### [DESCRIPTION OF THE TASK]
In the entries that follow, identify the line containing "Enumerate this screenshot's" and return it together with all later lines, exactly as they appear.

### [DATA]
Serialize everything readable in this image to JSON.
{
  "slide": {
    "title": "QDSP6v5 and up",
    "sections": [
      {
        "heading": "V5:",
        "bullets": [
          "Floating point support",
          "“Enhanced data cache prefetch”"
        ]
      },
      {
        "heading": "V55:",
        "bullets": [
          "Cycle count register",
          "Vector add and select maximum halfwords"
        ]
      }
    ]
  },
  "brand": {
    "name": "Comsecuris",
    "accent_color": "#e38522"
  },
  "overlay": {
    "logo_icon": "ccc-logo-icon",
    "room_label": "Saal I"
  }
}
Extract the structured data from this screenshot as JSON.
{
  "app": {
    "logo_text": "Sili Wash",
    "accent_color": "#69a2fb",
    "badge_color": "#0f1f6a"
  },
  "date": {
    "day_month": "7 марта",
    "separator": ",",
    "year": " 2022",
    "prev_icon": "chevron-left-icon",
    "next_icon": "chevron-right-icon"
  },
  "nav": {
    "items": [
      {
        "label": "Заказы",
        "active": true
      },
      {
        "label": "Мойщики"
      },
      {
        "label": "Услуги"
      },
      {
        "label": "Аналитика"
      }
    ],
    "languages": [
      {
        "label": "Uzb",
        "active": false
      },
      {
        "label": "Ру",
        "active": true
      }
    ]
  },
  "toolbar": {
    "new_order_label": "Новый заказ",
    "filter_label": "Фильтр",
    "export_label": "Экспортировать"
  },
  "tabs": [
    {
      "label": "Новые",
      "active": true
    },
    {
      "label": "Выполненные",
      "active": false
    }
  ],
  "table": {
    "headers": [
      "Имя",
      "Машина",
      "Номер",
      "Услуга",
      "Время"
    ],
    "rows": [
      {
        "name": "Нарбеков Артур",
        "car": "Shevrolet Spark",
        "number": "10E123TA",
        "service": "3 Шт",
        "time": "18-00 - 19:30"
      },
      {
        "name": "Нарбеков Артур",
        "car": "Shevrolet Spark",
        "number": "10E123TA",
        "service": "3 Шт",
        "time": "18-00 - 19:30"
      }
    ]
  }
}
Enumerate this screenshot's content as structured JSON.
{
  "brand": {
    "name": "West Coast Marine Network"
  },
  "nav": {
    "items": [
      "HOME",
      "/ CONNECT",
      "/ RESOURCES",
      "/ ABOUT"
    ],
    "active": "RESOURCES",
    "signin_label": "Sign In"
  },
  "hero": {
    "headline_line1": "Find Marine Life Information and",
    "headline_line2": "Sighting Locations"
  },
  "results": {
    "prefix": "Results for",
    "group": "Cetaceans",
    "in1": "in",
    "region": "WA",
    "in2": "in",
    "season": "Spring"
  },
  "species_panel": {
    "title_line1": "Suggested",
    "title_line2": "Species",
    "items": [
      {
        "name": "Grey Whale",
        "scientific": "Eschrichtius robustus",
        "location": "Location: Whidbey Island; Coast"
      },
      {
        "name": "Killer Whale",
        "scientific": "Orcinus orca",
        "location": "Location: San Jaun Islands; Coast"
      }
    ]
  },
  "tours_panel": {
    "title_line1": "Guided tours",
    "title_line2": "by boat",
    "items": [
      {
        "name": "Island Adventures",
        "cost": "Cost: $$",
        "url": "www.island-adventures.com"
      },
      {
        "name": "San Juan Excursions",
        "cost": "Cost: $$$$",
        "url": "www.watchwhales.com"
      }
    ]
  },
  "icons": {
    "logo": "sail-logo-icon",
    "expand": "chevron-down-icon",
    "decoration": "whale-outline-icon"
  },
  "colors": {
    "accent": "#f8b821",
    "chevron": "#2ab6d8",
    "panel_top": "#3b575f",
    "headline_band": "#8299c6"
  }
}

### [RESPONSE]
Enumerate this screenshot's content as structured JSON.
{
  "brand": {
    "name": "West Coast Marine Network"
  },
  "nav": {
    "items": [
      "HOME",
      "/ CONNECT",
      "/ RESOURCES",
      "/ ABOUT"
    ],
    "active": "RESOURCES",
    "signin_label": "Sign In"
  },
  "hero": {
    "headline_line1": "Find Marine Life Information and",
    "headline_line2": "Sighting Locations"
  },
  "results": {
    "prefix": "Results for",
    "group": "Cetaceans",
    "in1": "in",
    "region": "WA",
    "in2": "in",
    "season": "Spring"
  },
  "species_panel": {
    "title_line1": "Suggested",
    "title_line2": "Species",
    "items": [
      {
        "name": "Grey Whale",
        "scientific": "Eschrichtius robustus",
        "location": "Location: Whidbey Island; Coast"
      },
      {
        "name": "Killer Whale",
        "scientific": "Orcinus orca",
        "location": "Location: San Jaun Islands; Coast"
      }
    ]
  },
  "tours_panel": {
    "title_line1": "Guided tours",
    "title_line2": "by boat",
    "items": [
      {
        "name": "Island Adventures",
        "cost": "Cost: $$",
        "url": "www.island-adventures.com"
      },
      {
        "name": "San Juan Excursions",
        "cost": "Cost: $$$$",
        "url": "www.watchwhales.com"
      }
    ]
  },
  "icons": {
    "logo": "sail-logo-icon",
    "expand": "chevron-down-icon",
    "decoration": "whale-outline-icon"
  },
  "colors": {
    "accent": "#f8b821",
    "chevron": "#2ab6d8",
    "panel_top": "#3b575f",
    "headline_band": "#8299c6"
  }
}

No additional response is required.